DATA FOR ANALYSIS:
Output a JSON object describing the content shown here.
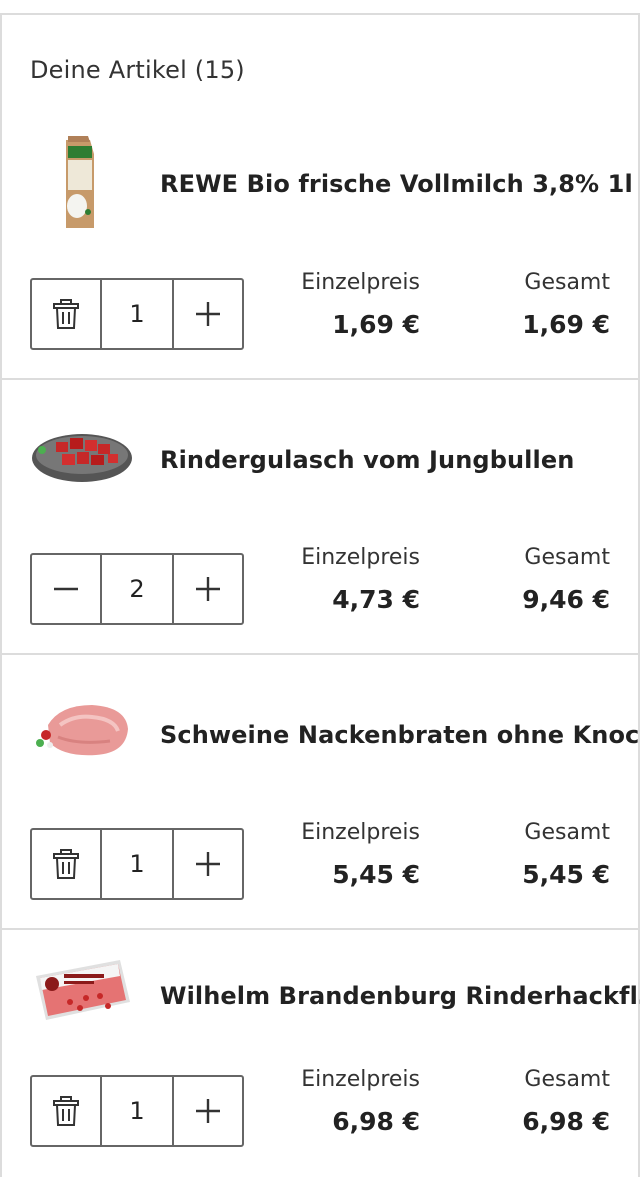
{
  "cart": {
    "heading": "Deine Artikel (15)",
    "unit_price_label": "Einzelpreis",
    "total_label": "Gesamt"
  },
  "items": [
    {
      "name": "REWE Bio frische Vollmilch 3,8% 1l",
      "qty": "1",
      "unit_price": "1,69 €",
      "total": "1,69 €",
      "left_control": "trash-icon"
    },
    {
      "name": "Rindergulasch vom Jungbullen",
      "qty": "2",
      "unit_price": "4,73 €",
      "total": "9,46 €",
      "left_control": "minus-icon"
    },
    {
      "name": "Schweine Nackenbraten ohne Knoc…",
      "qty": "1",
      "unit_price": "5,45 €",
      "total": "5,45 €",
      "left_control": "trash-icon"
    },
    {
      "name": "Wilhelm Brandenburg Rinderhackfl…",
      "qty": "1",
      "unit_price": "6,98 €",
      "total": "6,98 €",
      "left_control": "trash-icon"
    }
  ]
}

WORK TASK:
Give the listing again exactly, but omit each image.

RESPONSE TO THIS EXERCISE:
Output a JSON object describing the content shown here.
{
  "cart": {
    "heading": "Deine Artikel (15)",
    "unit_price_label": "Einzelpreis",
    "total_label": "Gesamt"
  },
  "items": [
    {
      "name": "REWE Bio frische Vollmilch 3,8% 1l",
      "qty": "1",
      "unit_price": "1,69 €",
      "total": "1,69 €",
      "left_control": "trash-icon"
    },
    {
      "name": "Rindergulasch vom Jungbullen",
      "qty": "2",
      "unit_price": "4,73 €",
      "total": "9,46 €",
      "left_control": "minus-icon"
    },
    {
      "name": "Schweine Nackenbraten ohne Knoc…",
      "qty": "1",
      "unit_price": "5,45 €",
      "total": "5,45 €",
      "left_control": "trash-icon"
    },
    {
      "name": "Wilhelm Brandenburg Rinderhackfl…",
      "qty": "1",
      "unit_price": "6,98 €",
      "total": "6,98 €",
      "left_control": "trash-icon"
    }
  ]
}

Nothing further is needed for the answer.